They may want to know all of the conservation stuff for example. They may also want to know that you’re committed to your work, and plan to be around for a while (investors for example, further down the track).
The most important thing however, is to connect potential clients emotionally to your painting.
Hone in on that. If they fall in love with the piece (and/or the idea of the piece, and your reasons for painting it) you are more than halfway there. Being enthusiastic about your work should never be underestimated.
The main thing? Be confident!
Fake it til you make it.
It’s handy to think outside the box here. Sometimes galleries are difficult to get into. In these days of huge digital exposure, they are arguably less important.
Possibly the first option to “test the waters” with your artwork is a facebook page. Post some pics, share with your friends, and see what happens! The really nice thing about this is if you do create a very compelling image, it can be shared all over the world.
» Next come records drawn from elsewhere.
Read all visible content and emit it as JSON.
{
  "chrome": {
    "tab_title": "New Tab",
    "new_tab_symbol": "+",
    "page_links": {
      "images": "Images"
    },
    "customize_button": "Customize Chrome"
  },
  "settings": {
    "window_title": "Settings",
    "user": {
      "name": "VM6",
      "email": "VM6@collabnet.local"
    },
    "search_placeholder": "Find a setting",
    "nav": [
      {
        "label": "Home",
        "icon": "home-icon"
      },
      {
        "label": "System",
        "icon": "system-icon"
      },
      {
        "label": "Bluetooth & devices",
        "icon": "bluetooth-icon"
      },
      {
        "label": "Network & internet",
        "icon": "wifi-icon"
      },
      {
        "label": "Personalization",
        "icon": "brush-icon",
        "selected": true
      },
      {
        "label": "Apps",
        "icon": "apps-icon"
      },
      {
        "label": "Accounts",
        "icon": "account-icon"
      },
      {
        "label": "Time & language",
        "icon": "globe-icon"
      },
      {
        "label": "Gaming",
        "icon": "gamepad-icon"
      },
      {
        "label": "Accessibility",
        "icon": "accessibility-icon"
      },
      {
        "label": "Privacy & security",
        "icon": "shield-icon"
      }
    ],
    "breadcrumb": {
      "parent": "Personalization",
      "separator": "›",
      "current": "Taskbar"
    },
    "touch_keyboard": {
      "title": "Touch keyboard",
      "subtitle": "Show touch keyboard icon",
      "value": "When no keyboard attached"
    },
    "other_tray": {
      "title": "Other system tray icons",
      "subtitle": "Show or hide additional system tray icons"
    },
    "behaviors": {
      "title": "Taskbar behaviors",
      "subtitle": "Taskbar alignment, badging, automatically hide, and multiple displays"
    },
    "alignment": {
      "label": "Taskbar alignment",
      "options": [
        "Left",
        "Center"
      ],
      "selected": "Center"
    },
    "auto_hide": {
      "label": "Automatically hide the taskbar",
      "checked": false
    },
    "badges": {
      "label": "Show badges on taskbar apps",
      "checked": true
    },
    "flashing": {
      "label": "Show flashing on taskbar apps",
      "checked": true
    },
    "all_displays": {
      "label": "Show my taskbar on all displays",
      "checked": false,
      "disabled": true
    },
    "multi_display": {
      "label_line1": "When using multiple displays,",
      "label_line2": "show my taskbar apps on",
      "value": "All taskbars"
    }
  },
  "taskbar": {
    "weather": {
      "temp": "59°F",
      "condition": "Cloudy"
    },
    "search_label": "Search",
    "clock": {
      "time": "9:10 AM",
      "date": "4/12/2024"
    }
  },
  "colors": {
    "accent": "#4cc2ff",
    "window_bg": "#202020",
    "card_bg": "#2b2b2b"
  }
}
If this takes off for you, you can set up a shop or business page if you like.
There are also lots of online galleries you can register with and upload your work. Some take a commission or have a subscription fee to join, but many don’t! These sites are generally pretty easy to get around, and if you can attach an image to an email, you will handle setting up your own profile page. There’s one of them right here on this website you can try out!
If you look around your area, or local art magazines, you will find exhibitions and/or competitions to enter. You may be accepted (woohoo!), and even make a sale (bigger woohoo!). To a real life stranger! (WOO!!HOO!!!) At the very least, your work will be “out there”. Scary. But necessary.
Why not hold your own exhibition. Find a venue and possibly a couple of other artists. Pick a theme and hold a show! (We find alcohol helps sell paintings - but you didn’t read that here). It’s kind of stressful, and at the same time exhilarating. It’s also a great opportunity to get feedback on your work. (Be brave!).
Look for interesting high-traffic venues where people get to see your work in the best light. There may be hotels, or offices somewhere close at hand. Even your local library! Often businesses prefer to hang work for sale than purchase it outright from the artist.
There may be a local artisan market you can join. Set up a stall with your work, and spruik away.
It’s possible that in your home town there is a vacant shop. You could pool your resources with a couple of other artists, approach the landlord and for a small amount of rent establish a “pop-up” artspace. I’ve done that in my own home town. Check it out here if you like!
Hope this has given you some ideas on how to prepare art to sell.
Probably the best advice though, is to use some of that same creativity that you use to make paintings, and apply it to the process of getting them out there in the world.